Club sports undergo changes in funding distribution
After a long evaluative process last year by the Student Assembly that included a report from the newly-created Club Sports Commission, this fall has seen marked differences in the way club sports is run. While the athletic department and Assembly have been encouraged by the changes, there are still issues that remain unresolved that both organizations will be working to improve.
College President James Wright again allocated $30,000 from his discretionary budget to club sports, doubling the original budget and providing much-needed financial support to a department that supports 29 different club sports.
However, unlike last year, when all of the extra funds were earmarked for expenses for teams advancing to postseason play, this year funding has been shifted slightly to allow for more support of teams while they are in-season.
Another change from last year is the funding structure for each club team, which has been altered in an effort to ensure fairer distribution of funds and to encourage teams to help themselves through fundraising and other means.
A year ago, every team was allocated some initial budget from club sports and then had to fundraise to make up the difference between budget and expense or otherwise pay out of pocket.
Now, all teams have a baseline amount of funding from club sports. Club sports will then provide additional funding to teams with less outside support, such as those that do not have a "friends account," through which a team can get money from alumni and parents who wish to donate to the team. Teams also have their dues and fundraising efforts matched on a percentage basis by club sports, rewarding teams that help themselves.
"We did some distribution equally," said Assistant Director of Athletics Joann Brislin. "Every sport got a baseline [amount] that was equal, and then, distributing funds equitably, we took into account whether or not a team had an additional source. Also, we want to encourage teams to do some of their own resource-earning through dues and fundraising, and they will be allocated additional funds on top of the self-generated funds.

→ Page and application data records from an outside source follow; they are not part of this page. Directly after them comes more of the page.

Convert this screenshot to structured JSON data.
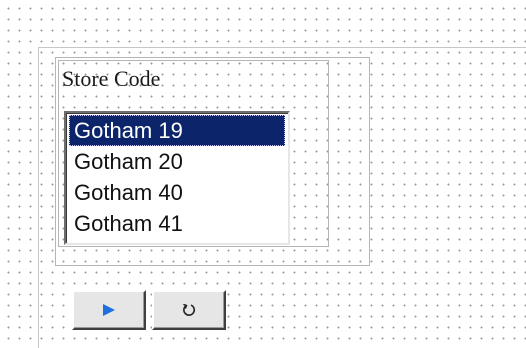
{
  "form": {
    "field_label": "Store Code",
    "listbox": {
      "selected_index": 0,
      "items": [
        {
          "label": "Gotham 19"
        },
        {
          "label": "Gotham 20"
        },
        {
          "label": "Gotham 40"
        },
        {
          "label": "Gotham 41"
        }
      ]
    },
    "buttons": {
      "run_icon": "play-icon",
      "reset_icon": "reset-icon"
    }
  },
  "colors": {
    "selection_background": "#0b246a",
    "play_icon": "#1f6fe0",
    "canvas_dots": "#9a9a9a"
  }
}
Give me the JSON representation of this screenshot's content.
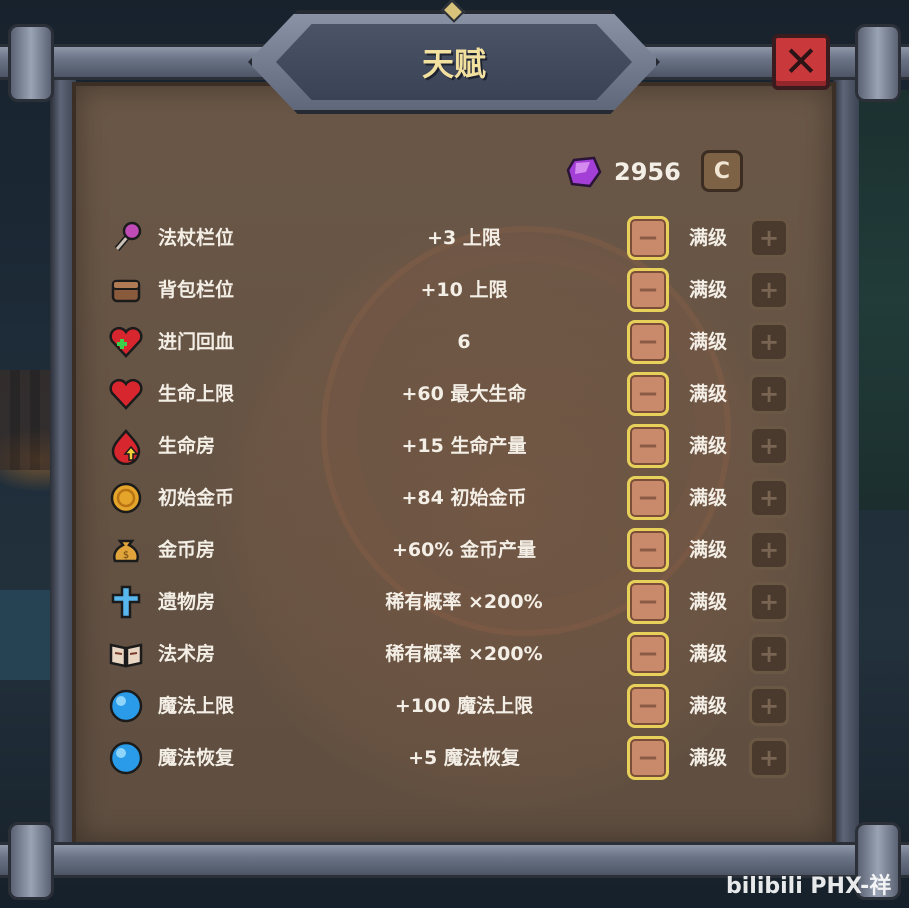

"There's a little bit of helping everybody, a little bit of helping those who help themselves. Teams that have more opportunity for resources have a little less from us; teams that have less have more from us."
In addition to the baseline and matching funds provided, teams can apply to receive additional funds from a $20,000 pool for specific events, such as travel to and from a tournament. Teams submit proposals to an approval committee of student club athlete volunteers. The committee deliberates over each individual request and will submit a recommendation to Brislin, who will have final say on whether or not a team receives additional funding from the pool.
Brislin was quick to stress that the committee is still a work in progress. "We want to have more student input, have more club student leader input," said Brislin, "so it'll be an advisory board ... it's new, so it's exciting, but we're going to make this a work in progress, and adjust as we see fit."
Assembly's Club Sports Commission, while happy to see progress being made, is still unsatisfied with the current state of affairs in club sports, and will be working and lobbying in an effort to help further improve a group that can claim nearly one-fourth of Dartmouth students in its ranks.
"While there have been significant improvements this year, there are still many issues that face club sports," said Josh Jacobson '09, co-chair of the CSC. "Some of our goals for this year are to have the $30,000 dollars given the past two years from President Wright's discretionary fund permanently endowed, to increase the budget for club sports and to increase facility times in Leverone [Field House] for club sports."